Survey showing bicycle owners outnumber those with cars revives calls to fix NCR bike lanes

August 25, 2022 - 5:45 PM
Bikers on the road in this undated photo. (The STAR/Miguel De Guzman)

Calls to increase and improve current bike-friendly lanes were once again made after a polling firm reported there were more bicycle owners than car owners in Metro Manila.

A news report noted that Social Weather Stations (SWS) found out there are four bicycle owners to every car owner in the nine national surveys the polling firm conducted from May 2020 to April 2022.

In the National Capital Region, the news report said there were more households that own bicycles than cars and motorcycles.

The figures were reportedly the same in rural areas where bicycles dominated four-wheeled vehicles.

SWS was also cited as saying that 80% of Filipino households believe better roads would encourage more people to use a bike.

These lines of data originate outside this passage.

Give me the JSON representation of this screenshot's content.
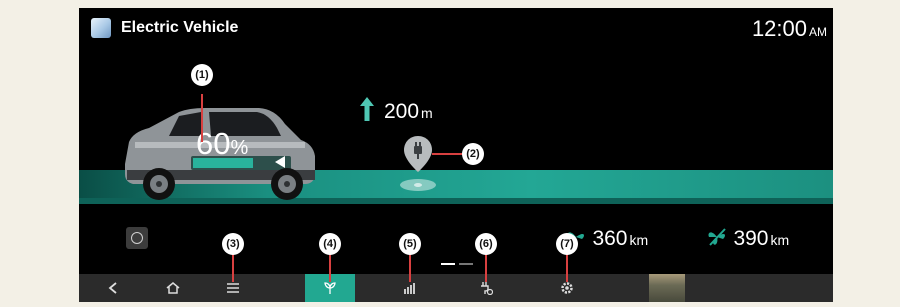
{
  "header": {
    "title": "Electric Vehicle",
    "time": "12:00",
    "ampm": "AM"
  },
  "vehicle": {
    "battery_percent": "60",
    "percent_sign": "%"
  },
  "navigation": {
    "distance": "200",
    "unit": "m"
  },
  "ranges": [
    {
      "value": "360",
      "unit": "km"
    },
    {
      "value": "390",
      "unit": "km"
    }
  ],
  "callouts": [
    "(1)",
    "(2)",
    "(3)",
    "(4)",
    "(5)",
    "(6)",
    "(7)"
  ],
  "bottom_bar": [
    "back-icon",
    "home-icon",
    "menu-icon",
    "eco-leaf-icon",
    "energy-stats-icon",
    "charging-settings-icon",
    "settings-icon"
  ],
  "colors": {
    "accent": "#22a891",
    "road": "#1a8f80",
    "callout_line": "#d84040"
  }
}
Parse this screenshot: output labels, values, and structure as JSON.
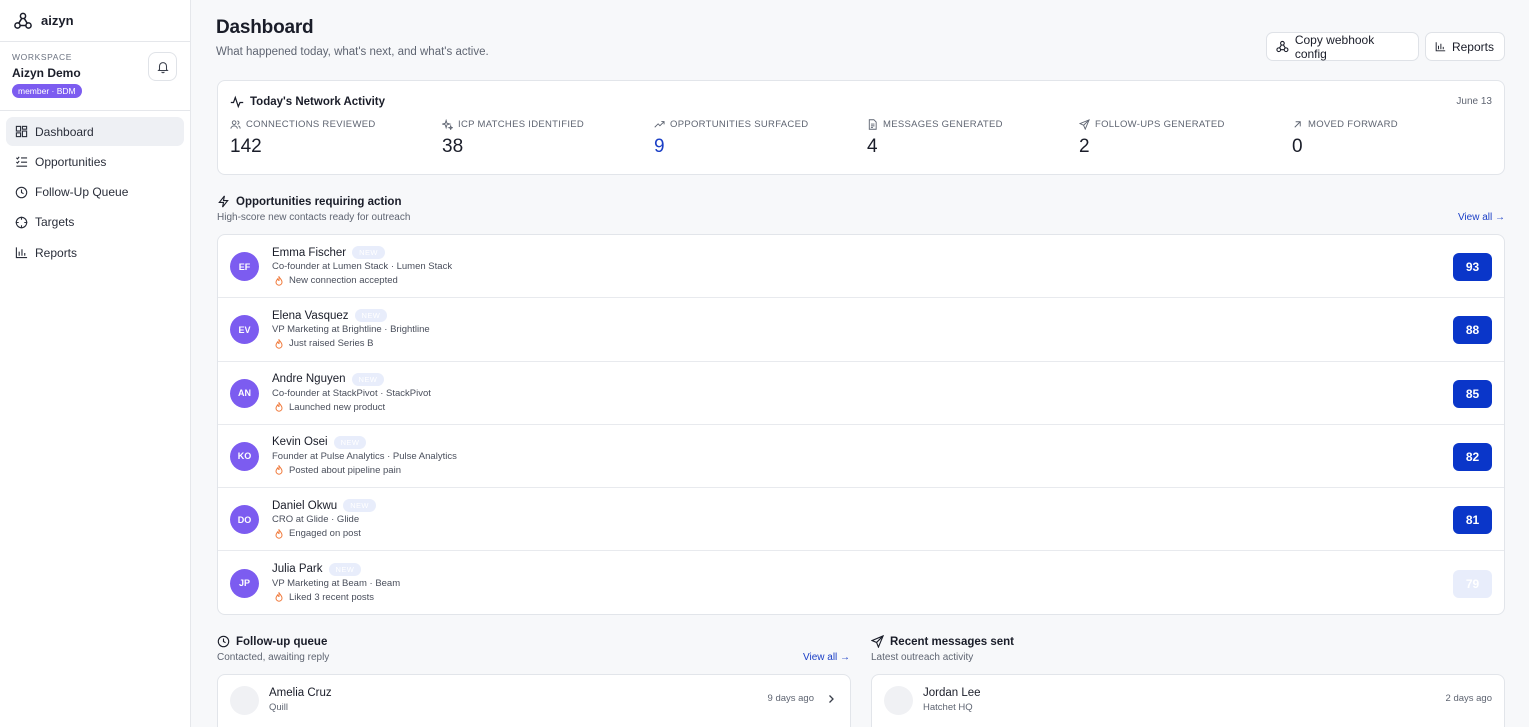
{
  "brand": {
    "name": "aizyn"
  },
  "workspace": {
    "caption": "WORKSPACE",
    "name": "Aizyn Demo",
    "badge": "member · BDM"
  },
  "nav": {
    "items": [
      {
        "label": "Dashboard",
        "icon": "dashboard-icon",
        "active": true
      },
      {
        "label": "Opportunities",
        "icon": "checklist-icon"
      },
      {
        "label": "Follow-Up Queue",
        "icon": "clock-icon"
      },
      {
        "label": "Targets",
        "icon": "crosshair-icon"
      },
      {
        "label": "Reports",
        "icon": "bar-chart-icon"
      }
    ]
  },
  "header": {
    "title": "Dashboard",
    "subtitle": "What happened today, what's next, and what's active.",
    "webhook_label": "Copy webhook config",
    "reports_label": "Reports"
  },
  "activity": {
    "title": "Today's Network Activity",
    "date": "June 13",
    "stats": [
      {
        "label": "CONNECTIONS REVIEWED",
        "value": "142"
      },
      {
        "label": "ICP MATCHES IDENTIFIED",
        "value": "38"
      },
      {
        "label": "OPPORTUNITIES SURFACED",
        "value": "9"
      },
      {
        "label": "MESSAGES GENERATED",
        "value": "4"
      },
      {
        "label": "FOLLOW-UPS GENERATED",
        "value": "2"
      },
      {
        "label": "MOVED FORWARD",
        "value": "0"
      }
    ]
  },
  "opportunities": {
    "title": "Opportunities requiring action",
    "subtitle": "High-score new contacts ready for outreach",
    "view_all": "View all →",
    "new_badge": "NEW",
    "rows": [
      {
        "initials": "EF",
        "name": "Emma Fischer",
        "role": "Co-founder at Lumen Stack · Lumen Stack",
        "signal": "New connection accepted",
        "score": "93"
      },
      {
        "initials": "EV",
        "name": "Elena Vasquez",
        "role": "VP Marketing at Brightline · Brightline",
        "signal": "Just raised Series B",
        "score": "88"
      },
      {
        "initials": "AN",
        "name": "Andre Nguyen",
        "role": "Co-founder at StackPivot · StackPivot",
        "signal": "Launched new product",
        "score": "85"
      },
      {
        "initials": "KO",
        "name": "Kevin Osei",
        "role": "Founder at Pulse Analytics · Pulse Analytics",
        "signal": "Posted about pipeline pain",
        "score": "82"
      },
      {
        "initials": "DO",
        "name": "Daniel Okwu",
        "role": "CRO at Glide · Glide",
        "signal": "Engaged on post",
        "score": "81"
      },
      {
        "initials": "JP",
        "name": "Julia Park",
        "role": "VP Marketing at Beam · Beam",
        "signal": "Liked 3 recent posts",
        "score": "79"
      }
    ]
  },
  "followup": {
    "title": "Follow-up queue",
    "subtitle": "Contacted, awaiting reply",
    "view_all": "View all →",
    "items": [
      {
        "name": "Amelia Cruz",
        "company": "Quill",
        "time": "9 days ago"
      }
    ]
  },
  "messages": {
    "title": "Recent messages sent",
    "subtitle": "Latest outreach activity",
    "items": [
      {
        "name": "Jordan Lee",
        "company": "Hatchet HQ",
        "time": "2 days ago"
      }
    ]
  },
  "colors": {
    "accent": "#0a36c9",
    "avatar": "#7c5cf0",
    "signal": "#f07a3c"
  }
}
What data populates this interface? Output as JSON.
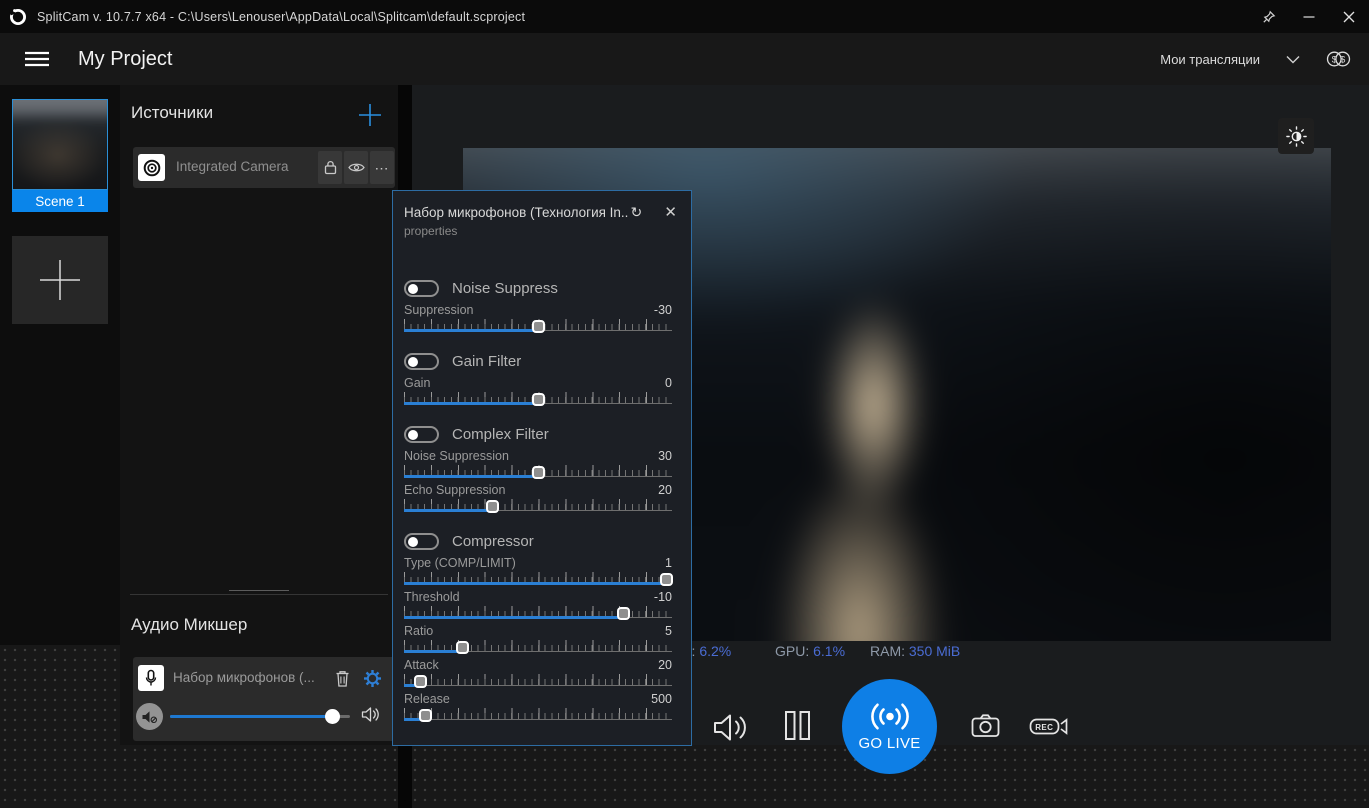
{
  "window": {
    "title": "SplitCam v. 10.7.7 x64 - C:\\Users\\Lenouser\\AppData\\Local\\Splitcam\\default.scproject"
  },
  "header": {
    "title": "My Project",
    "streams_label": "Мои трансляции"
  },
  "scenes": {
    "scene1_label": "Scene 1"
  },
  "sources": {
    "title": "Источники",
    "items": [
      {
        "name": "Integrated Camera"
      }
    ],
    "ellipsis_glyph": "⋯"
  },
  "mixer": {
    "title": "Аудио Микшер",
    "device_name": "Набор микрофонов (...",
    "volume_percent": 90
  },
  "stats": {
    "cpu_label": "CPU:",
    "cpu_value": "6.2%",
    "gpu_label": "GPU:",
    "gpu_value": "6.1%",
    "ram_label": "RAM:",
    "ram_value": "350 MiB"
  },
  "controls": {
    "go_live_label": "GO LIVE",
    "rec_label": "REC"
  },
  "popup": {
    "title": "Набор микрофонов (Технология In..",
    "refresh_glyph": "↻",
    "close_glyph": "✕",
    "subtitle": "properties",
    "sections": [
      {
        "toggle": "Noise Suppress",
        "enabled": false,
        "sliders": [
          {
            "label": "Suppression",
            "value": "-30",
            "percent": 50
          }
        ]
      },
      {
        "toggle": "Gain Filter",
        "enabled": false,
        "sliders": [
          {
            "label": "Gain",
            "value": "0",
            "percent": 50
          }
        ]
      },
      {
        "toggle": "Complex Filter",
        "enabled": false,
        "sliders": [
          {
            "label": "Noise Suppression",
            "value": "30",
            "percent": 50
          },
          {
            "label": "Echo Suppression",
            "value": "20",
            "percent": 33
          }
        ]
      },
      {
        "toggle": "Compressor",
        "enabled": false,
        "sliders": [
          {
            "label": "Type (COMP/LIMIT)",
            "value": "1",
            "percent": 98
          },
          {
            "label": "Threshold",
            "value": "-10",
            "percent": 82
          },
          {
            "label": "Ratio",
            "value": "5",
            "percent": 22
          },
          {
            "label": "Attack",
            "value": "20",
            "percent": 6
          },
          {
            "label": "Release",
            "value": "500",
            "percent": 8
          }
        ]
      }
    ]
  },
  "icons": {
    "dollar": "$"
  },
  "colors": {
    "accent_blue": "#0a85ea",
    "slider_blue": "#2a7fd4",
    "stat_value_blue": "#4a6cd3",
    "popup_border": "#2d6ca3",
    "panel_bg": "#131313",
    "item_bg": "#2b2b2b"
  }
}
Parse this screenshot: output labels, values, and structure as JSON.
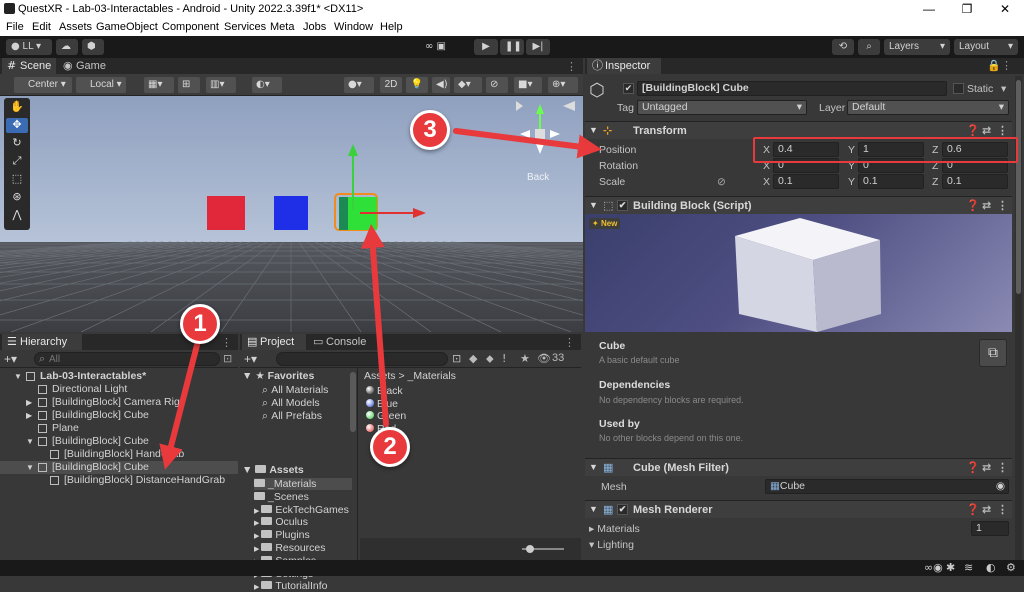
{
  "window": {
    "title": "QuestXR - Lab-03-Interactables - Android - Unity 2022.3.39f1* <DX11>",
    "minimize": "—",
    "maximize": "❐",
    "close": "✕"
  },
  "menu": [
    "File",
    "Edit",
    "Assets",
    "GameObject",
    "Component",
    "Services",
    "Meta",
    "Jobs",
    "Window",
    "Help"
  ],
  "toolbar": {
    "account": "LL",
    "layers_label": "Layers",
    "layout_label": "Layout"
  },
  "scene_tabs": {
    "scene": "Scene",
    "game": "Game"
  },
  "scene_toolbar": {
    "pivot": "Center",
    "space": "Local",
    "mode_2d": "2D"
  },
  "scene_view": {
    "persp_label": "Back",
    "colors": {
      "red_cube": "#e0283a",
      "blue_cube": "#1f2fe8",
      "green_cube": "#2ee038"
    }
  },
  "hierarchy": {
    "tab": "Hierarchy",
    "search_placeholder": "All",
    "rows": [
      {
        "label": "Lab-03-Interactables*",
        "indent": 0,
        "bold": true,
        "arrow": "▼"
      },
      {
        "label": "Directional Light",
        "indent": 1,
        "arrow": ""
      },
      {
        "label": "[BuildingBlock] Camera Rig",
        "indent": 1,
        "arrow": "▶"
      },
      {
        "label": "[BuildingBlock] Cube",
        "indent": 1,
        "arrow": "▶"
      },
      {
        "label": "Plane",
        "indent": 1,
        "arrow": ""
      },
      {
        "label": "[BuildingBlock] Cube",
        "indent": 1,
        "arrow": "▼"
      },
      {
        "label": "[BuildingBlock] HandGrab",
        "indent": 2,
        "arrow": ""
      },
      {
        "label": "[BuildingBlock] Cube",
        "indent": 1,
        "arrow": "▼",
        "selected": true
      },
      {
        "label": "[BuildingBlock] DistanceHandGrab",
        "indent": 2,
        "arrow": ""
      }
    ]
  },
  "project": {
    "tab_project": "Project",
    "tab_console": "Console",
    "count": "33",
    "favorites": {
      "title": "Favorites",
      "items": [
        "All Materials",
        "All Models",
        "All Prefabs"
      ]
    },
    "assets": {
      "title": "Assets",
      "items": [
        "_Materials",
        "_Scenes",
        "EckTechGames",
        "Oculus",
        "Plugins",
        "Resources",
        "Samples",
        "Settings",
        "TutorialInfo"
      ]
    },
    "breadcrumb": [
      "Assets",
      ">",
      "_Materials"
    ],
    "materials": [
      "Black",
      "Blue",
      "Green",
      "Red"
    ]
  },
  "inspector": {
    "tab": "Inspector",
    "object_name": "[BuildingBlock] Cube",
    "static_label": "Static",
    "tag_label": "Tag",
    "tag_value": "Untagged",
    "layer_label": "Layer",
    "layer_value": "Default",
    "transform": {
      "title": "Transform",
      "position": {
        "label": "Position",
        "x": "0.4",
        "y": "1",
        "z": "0.6"
      },
      "rotation": {
        "label": "Rotation",
        "x": "0",
        "y": "0",
        "z": "0"
      },
      "scale": {
        "label": "Scale",
        "x": "0.1",
        "y": "0.1",
        "z": "0.1"
      }
    },
    "building_block": {
      "title": "Building Block (Script)",
      "new_badge": "New",
      "name": "Cube",
      "desc": "A basic default cube",
      "deps_title": "Dependencies",
      "deps_desc": "No dependency blocks are required.",
      "used_title": "Used by",
      "used_desc": "No other blocks depend on this one."
    },
    "mesh_filter": {
      "title": "Cube (Mesh Filter)",
      "mesh_label": "Mesh",
      "mesh_value": "Cube"
    },
    "mesh_renderer": {
      "title": "Mesh Renderer",
      "materials_label": "Materials",
      "materials_count": "1",
      "lighting_label": "Lighting"
    }
  },
  "annotations": {
    "one": "1",
    "two": "2",
    "three": "3",
    "color": "#e8393c"
  }
}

The data was sourced from the polling firm’s online event “Bicycle Ownership, Usage, and Attitudes of Filipino Household Heads on Cycling as Transportation” on August 24.

Some Filipinos then called for more bike-friendly lanes to be established in the NCR, believing it will help lessen traffic as people would be more encouraged to use bikes than four-wheeled vehicles which take up more space.

In response to the report, transport economist Jedd Ugay of advocacy group AltMobility PH shared a quote and his comment on it on Facebook.

“‘Bakit may bike lane e konti lang nagbibisikleta?”‘ he shared with quotation marks.

“‘Di kasi sila stuck sa traffic kaya ‘di halata,” Ugay added as an answer.

“It only makes sense to transform our roads and infrastructure para maging bike-friendly,” another Facebook user wrote as a comment to the report.

“Tutal, the numbers are in: More people have bikes. Many people get discouraged to get on their bikes for their daily commute dahil napakapeligroso ng daan para sa kanila,” he added.

“Now they should fix bike lanes and enforce rules for everyone’s safety,” wrote a different Pinoy in response to the report.

“Dapat talaga bigyan ng pansin ang bike lanes. Kasi non-fuel consuming mode of transport ito… less accident at minor lang ang damage to persons and property… no permit at insurance pa at very affordable din kung gusto,” another Facebook user commented.

Last January, it was also reported by a senior survey specialist of SWS that bicycle-owning households have outnumbered those with cars.

Public transport advocate Robert Siy shared some of the findings in an article, writing:

“The SWS found that 20 percent of the households surveyed owned bicycles, compared to the 5 percent that owned cars. Extrapolated to a national level, this translates to an estimate 4.9 million bicycle-owning households compared to 1.2 million with four-wheeled motor vehicles.” 

“Also significant was the prevalence of bicycle ownership in the National Capital Region (NCR). The survey found that 36 percent of NCR households owned bicycles–over a third of the population! (This can be compared with 11.5 percent of households that owned cars in the Greater Manila area as measured by a 2014 Japan International Cooperation Agency-funded study).” 

While there are existing bike lanes in the metro, cyclists perceived them to be inaccessible and dangerous.

A bike commuter previously said that the lanes dedicated to them are commonly “used by motorists,” used as parking by vehicles, are “too narrow for bicycle[s] to access” or have “rough patches,” among others.

Last June, a picture of a bike lane in the metro gained international spotlight after some online users noticed a major part of it was permanently blocked by a bridge’s pillar.

A blog post by advocacy group Cycling Matters noted that one of the reasons bike lanes “fail” is because they are created without the input of actual cyclists.

“For example, the Ortigas commercial business district can be lauded for its attempt at protected bike lanes. But any cyclist will tell you that painted sections of the road are wickedly slippery when wet, and the bike lanes in Ortigas feature blue painted sections that become very dangerous when it rains,” Brian Paul Giron wrote in 2018.

“MMDA’s sidewalk-slash-bike-lanes along EDSA also use slippery red paint and features the occasional open manhole, and other fun obstacles like lamp posts and trees,” he added.

Last July, a senator filed a bill called the Bicycle Act of 2022 which seeks to establish a “Local Bikeway Office” that will manage the identification, construction, and maintenance of a bikeway network.

Months before that, the Department of Transportation said that the country’s bicycle lane network was expanded by another 68 kilometers as part of the government’s efforts to promote active transportation.

Reports said improvements include signage, solar studs for night visibility, pavement markings and physical separators such as bollards, concrete delineators and bike racks.